## WHAT TO WORK ON
Take the listing below and write it out again exactly, skipping any picture that it holds.

## DATA SUPPLIED
======
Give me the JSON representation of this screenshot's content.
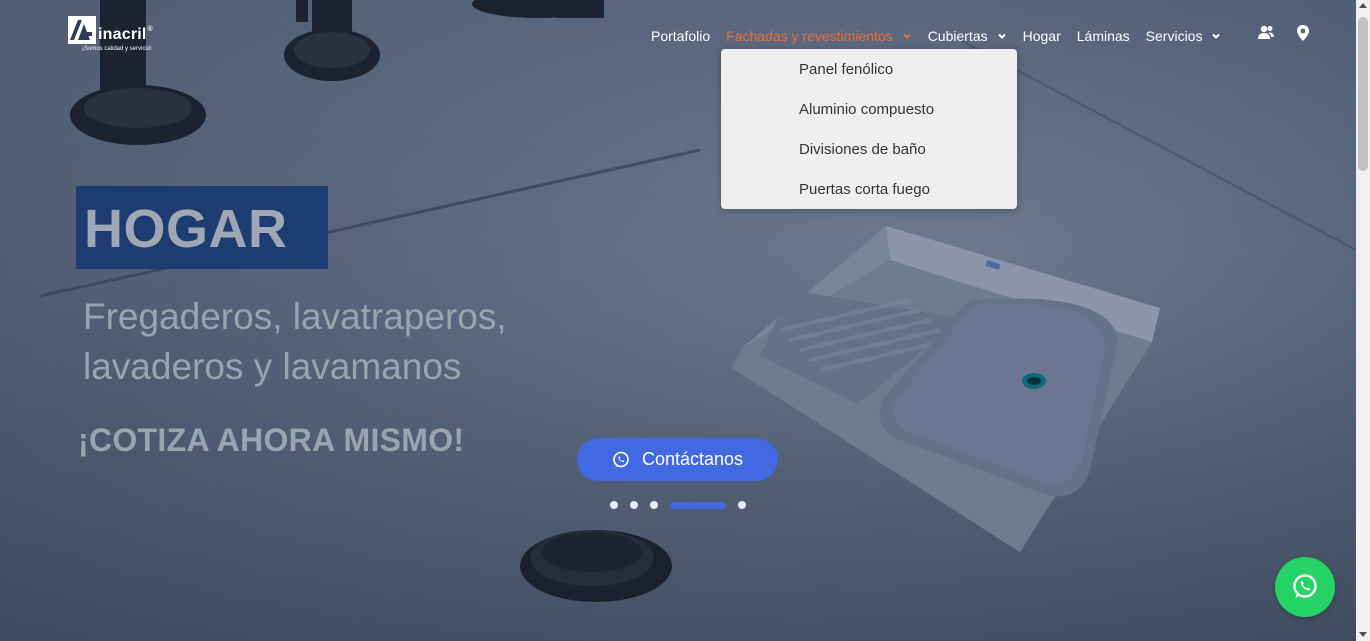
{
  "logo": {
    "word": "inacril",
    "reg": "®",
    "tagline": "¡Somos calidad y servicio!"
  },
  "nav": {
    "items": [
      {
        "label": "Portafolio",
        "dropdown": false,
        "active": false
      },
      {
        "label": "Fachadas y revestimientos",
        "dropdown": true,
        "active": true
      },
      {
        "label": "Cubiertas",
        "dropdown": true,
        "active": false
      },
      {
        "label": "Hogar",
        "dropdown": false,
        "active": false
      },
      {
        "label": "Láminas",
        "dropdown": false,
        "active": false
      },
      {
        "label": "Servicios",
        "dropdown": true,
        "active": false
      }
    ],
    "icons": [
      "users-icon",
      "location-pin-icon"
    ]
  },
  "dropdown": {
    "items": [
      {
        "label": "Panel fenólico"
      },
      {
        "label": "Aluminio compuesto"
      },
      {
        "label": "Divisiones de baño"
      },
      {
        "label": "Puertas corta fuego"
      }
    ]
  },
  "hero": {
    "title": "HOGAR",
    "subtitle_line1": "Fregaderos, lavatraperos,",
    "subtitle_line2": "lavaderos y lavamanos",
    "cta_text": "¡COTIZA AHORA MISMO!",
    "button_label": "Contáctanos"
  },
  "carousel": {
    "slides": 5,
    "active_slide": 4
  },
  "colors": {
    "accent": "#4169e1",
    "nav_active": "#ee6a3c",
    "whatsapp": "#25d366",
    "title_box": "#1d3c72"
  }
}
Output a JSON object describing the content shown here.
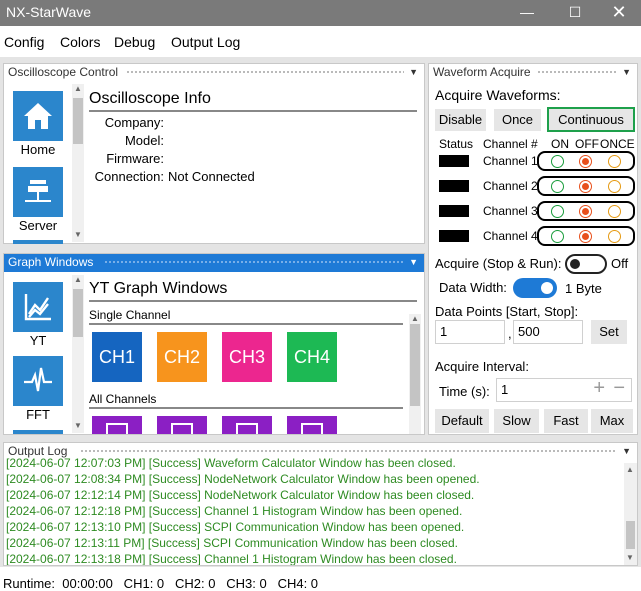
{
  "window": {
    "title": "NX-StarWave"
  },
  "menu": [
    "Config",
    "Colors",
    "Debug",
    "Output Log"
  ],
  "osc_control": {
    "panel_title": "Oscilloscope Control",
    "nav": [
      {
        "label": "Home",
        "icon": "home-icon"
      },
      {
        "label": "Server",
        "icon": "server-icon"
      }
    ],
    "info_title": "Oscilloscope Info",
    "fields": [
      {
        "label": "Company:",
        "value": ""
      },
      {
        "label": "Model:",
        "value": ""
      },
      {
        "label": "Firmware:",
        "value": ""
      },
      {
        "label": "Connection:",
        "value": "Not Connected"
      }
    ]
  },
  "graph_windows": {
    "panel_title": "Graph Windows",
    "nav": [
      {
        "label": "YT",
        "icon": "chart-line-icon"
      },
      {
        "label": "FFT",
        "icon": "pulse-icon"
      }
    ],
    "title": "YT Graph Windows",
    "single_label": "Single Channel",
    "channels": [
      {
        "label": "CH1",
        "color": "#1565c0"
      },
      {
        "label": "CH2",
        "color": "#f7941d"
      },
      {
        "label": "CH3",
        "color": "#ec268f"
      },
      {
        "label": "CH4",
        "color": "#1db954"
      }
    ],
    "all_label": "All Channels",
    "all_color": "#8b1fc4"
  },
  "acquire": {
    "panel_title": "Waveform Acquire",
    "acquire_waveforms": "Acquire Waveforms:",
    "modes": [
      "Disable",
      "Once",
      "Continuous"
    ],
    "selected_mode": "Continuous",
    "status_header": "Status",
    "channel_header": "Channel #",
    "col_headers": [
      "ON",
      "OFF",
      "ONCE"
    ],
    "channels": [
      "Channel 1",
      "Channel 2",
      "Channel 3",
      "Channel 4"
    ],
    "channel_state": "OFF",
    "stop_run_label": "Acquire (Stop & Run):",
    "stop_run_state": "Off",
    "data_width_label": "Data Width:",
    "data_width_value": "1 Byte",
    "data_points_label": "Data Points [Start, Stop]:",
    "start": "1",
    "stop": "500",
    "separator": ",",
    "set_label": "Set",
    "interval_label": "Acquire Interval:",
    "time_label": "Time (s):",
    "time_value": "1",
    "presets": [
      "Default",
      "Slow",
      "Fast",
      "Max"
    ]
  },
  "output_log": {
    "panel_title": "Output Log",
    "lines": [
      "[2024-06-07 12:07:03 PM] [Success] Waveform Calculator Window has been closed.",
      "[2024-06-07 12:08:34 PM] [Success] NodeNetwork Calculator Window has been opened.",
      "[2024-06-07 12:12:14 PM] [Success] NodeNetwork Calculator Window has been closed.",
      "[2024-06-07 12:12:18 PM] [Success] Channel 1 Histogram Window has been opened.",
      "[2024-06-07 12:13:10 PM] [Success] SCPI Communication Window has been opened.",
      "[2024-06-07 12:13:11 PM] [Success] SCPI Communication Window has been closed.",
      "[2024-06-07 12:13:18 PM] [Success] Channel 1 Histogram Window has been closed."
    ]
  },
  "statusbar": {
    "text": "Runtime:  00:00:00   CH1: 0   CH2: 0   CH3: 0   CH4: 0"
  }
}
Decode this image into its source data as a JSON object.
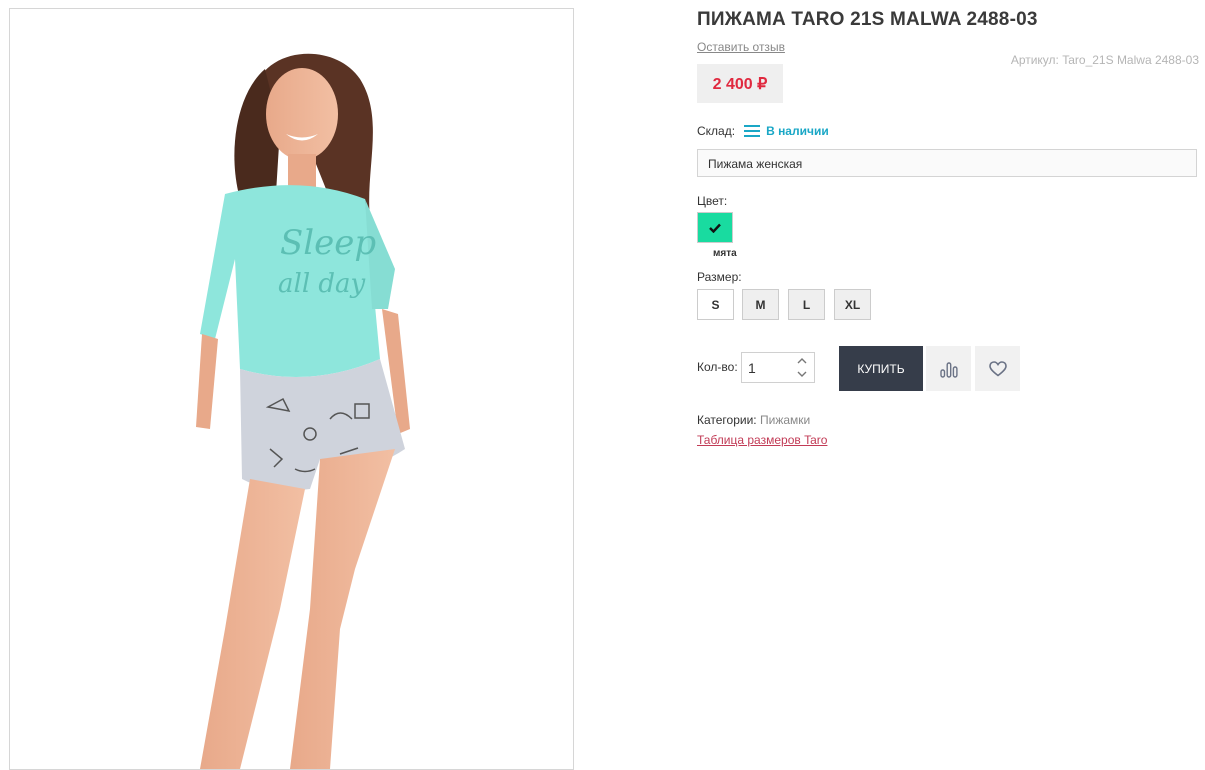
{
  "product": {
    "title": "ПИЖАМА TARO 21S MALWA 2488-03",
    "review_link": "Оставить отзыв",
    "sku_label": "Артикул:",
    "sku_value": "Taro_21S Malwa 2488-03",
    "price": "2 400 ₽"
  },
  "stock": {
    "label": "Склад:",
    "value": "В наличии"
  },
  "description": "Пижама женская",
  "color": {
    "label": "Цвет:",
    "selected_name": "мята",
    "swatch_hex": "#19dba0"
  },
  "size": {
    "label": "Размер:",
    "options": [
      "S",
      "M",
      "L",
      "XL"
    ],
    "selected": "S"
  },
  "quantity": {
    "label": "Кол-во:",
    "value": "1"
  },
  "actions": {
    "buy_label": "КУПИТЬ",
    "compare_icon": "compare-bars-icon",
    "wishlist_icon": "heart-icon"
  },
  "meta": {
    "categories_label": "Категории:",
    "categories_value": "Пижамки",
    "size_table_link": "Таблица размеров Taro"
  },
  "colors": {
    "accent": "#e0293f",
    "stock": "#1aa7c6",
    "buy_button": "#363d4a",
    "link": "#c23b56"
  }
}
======
## RESULT OF THE TASK
Give me the JSON representation of this screenshot's content.
{
  "logo": {
    "word": "inacril",
    "reg": "®",
    "tagline": "¡Somos calidad y servicio!"
  },
  "nav": {
    "items": [
      {
        "label": "Portafolio",
        "dropdown": false,
        "active": false
      },
      {
        "label": "Fachadas y revestimientos",
        "dropdown": true,
        "active": true
      },
      {
        "label": "Cubiertas",
        "dropdown": true,
        "active": false
      },
      {
        "label": "Hogar",
        "dropdown": false,
        "active": false
      },
      {
        "label": "Láminas",
        "dropdown": false,
        "active": false
      },
      {
        "label": "Servicios",
        "dropdown": true,
        "active": false
      }
    ],
    "icons": [
      "users-icon",
      "location-pin-icon"
    ]
  },
  "dropdown": {
    "items": [
      {
        "label": "Panel fenólico"
      },
      {
        "label": "Aluminio compuesto"
      },
      {
        "label": "Divisiones de baño"
      },
      {
        "label": "Puertas corta fuego"
      }
    ]
  },
  "hero": {
    "title": "HOGAR",
    "subtitle_line1": "Fregaderos, lavatraperos,",
    "subtitle_line2": "lavaderos y lavamanos",
    "cta_text": "¡COTIZA AHORA MISMO!",
    "button_label": "Contáctanos"
  },
  "carousel": {
    "slides": 5,
    "active_slide": 4
  },
  "colors": {
    "accent": "#4169e1",
    "nav_active": "#ee6a3c",
    "whatsapp": "#25d366",
    "title_box": "#1d3c72"
  }
}
Output a JSON object describing the content shown here.
{
  "window": {
    "title": "NX-StarWave"
  },
  "menu": [
    "Config",
    "Colors",
    "Debug",
    "Output Log"
  ],
  "osc_control": {
    "panel_title": "Oscilloscope Control",
    "nav": [
      {
        "label": "Home",
        "icon": "home-icon"
      },
      {
        "label": "Server",
        "icon": "server-icon"
      }
    ],
    "info_title": "Oscilloscope Info",
    "fields": [
      {
        "label": "Company:",
        "value": ""
      },
      {
        "label": "Model:",
        "value": ""
      },
      {
        "label": "Firmware:",
        "value": ""
      },
      {
        "label": "Connection:",
        "value": "Not Connected"
      }
    ]
  },
  "graph_windows": {
    "panel_title": "Graph Windows",
    "nav": [
      {
        "label": "YT",
        "icon": "chart-line-icon"
      },
      {
        "label": "FFT",
        "icon": "pulse-icon"
      }
    ],
    "title": "YT Graph Windows",
    "single_label": "Single Channel",
    "channels": [
      {
        "label": "CH1",
        "color": "#1565c0"
      },
      {
        "label": "CH2",
        "color": "#f7941d"
      },
      {
        "label": "CH3",
        "color": "#ec268f"
      },
      {
        "label": "CH4",
        "color": "#1db954"
      }
    ],
    "all_label": "All Channels",
    "all_color": "#8b1fc4"
  },
  "acquire": {
    "panel_title": "Waveform Acquire",
    "acquire_waveforms": "Acquire Waveforms:",
    "modes": [
      "Disable",
      "Once",
      "Continuous"
    ],
    "selected_mode": "Continuous",
    "status_header": "Status",
    "channel_header": "Channel #",
    "col_headers": [
      "ON",
      "OFF",
      "ONCE"
    ],
    "channels": [
      "Channel 1",
      "Channel 2",
      "Channel 3",
      "Channel 4"
    ],
    "channel_state": "OFF",
    "stop_run_label": "Acquire (Stop & Run):",
    "stop_run_state": "Off",
    "data_width_label": "Data Width:",
    "data_width_value": "1 Byte",
    "data_points_label": "Data Points [Start, Stop]:",
    "start": "1",
    "stop": "500",
    "separator": ",",
    "set_label": "Set",
    "interval_label": "Acquire Interval:",
    "time_label": "Time (s):",
    "time_value": "1",
    "presets": [
      "Default",
      "Slow",
      "Fast",
      "Max"
    ]
  },
  "output_log": {
    "panel_title": "Output Log",
    "lines": [
      "[2024-06-07 12:07:03 PM] [Success] Waveform Calculator Window has been closed.",
      "[2024-06-07 12:08:34 PM] [Success] NodeNetwork Calculator Window has been opened.",
      "[2024-06-07 12:12:14 PM] [Success] NodeNetwork Calculator Window has been closed.",
      "[2024-06-07 12:12:18 PM] [Success] Channel 1 Histogram Window has been opened.",
      "[2024-06-07 12:13:10 PM] [Success] SCPI Communication Window has been opened.",
      "[2024-06-07 12:13:11 PM] [Success] SCPI Communication Window has been closed.",
      "[2024-06-07 12:13:18 PM] [Success] Channel 1 Histogram Window has been closed."
    ]
  },
  "statusbar": {
    "text": "Runtime:  00:00:00   CH1: 0   CH2: 0   CH3: 0   CH4: 0"
  }
}
Decode this image into its source data as a JSON object.
{
  "product": {
    "title": "ПИЖАМА TARO 21S MALWA 2488-03",
    "review_link": "Оставить отзыв",
    "sku_label": "Артикул:",
    "sku_value": "Taro_21S Malwa 2488-03",
    "price": "2 400 ₽"
  },
  "stock": {
    "label": "Склад:",
    "value": "В наличии"
  },
  "description": "Пижама женская",
  "color": {
    "label": "Цвет:",
    "selected_name": "мята",
    "swatch_hex": "#19dba0"
  },
  "size": {
    "label": "Размер:",
    "options": [
      "S",
      "M",
      "L",
      "XL"
    ],
    "selected": "S"
  },
  "quantity": {
    "label": "Кол-во:",
    "value": "1"
  },
  "actions": {
    "buy_label": "КУПИТЬ",
    "compare_icon": "compare-bars-icon",
    "wishlist_icon": "heart-icon"
  },
  "meta": {
    "categories_label": "Категории:",
    "categories_value": "Пижамки",
    "size_table_link": "Таблица размеров Taro"
  },
  "colors": {
    "accent": "#e0293f",
    "stock": "#1aa7c6",
    "buy_button": "#363d4a",
    "link": "#c23b56"
  }
}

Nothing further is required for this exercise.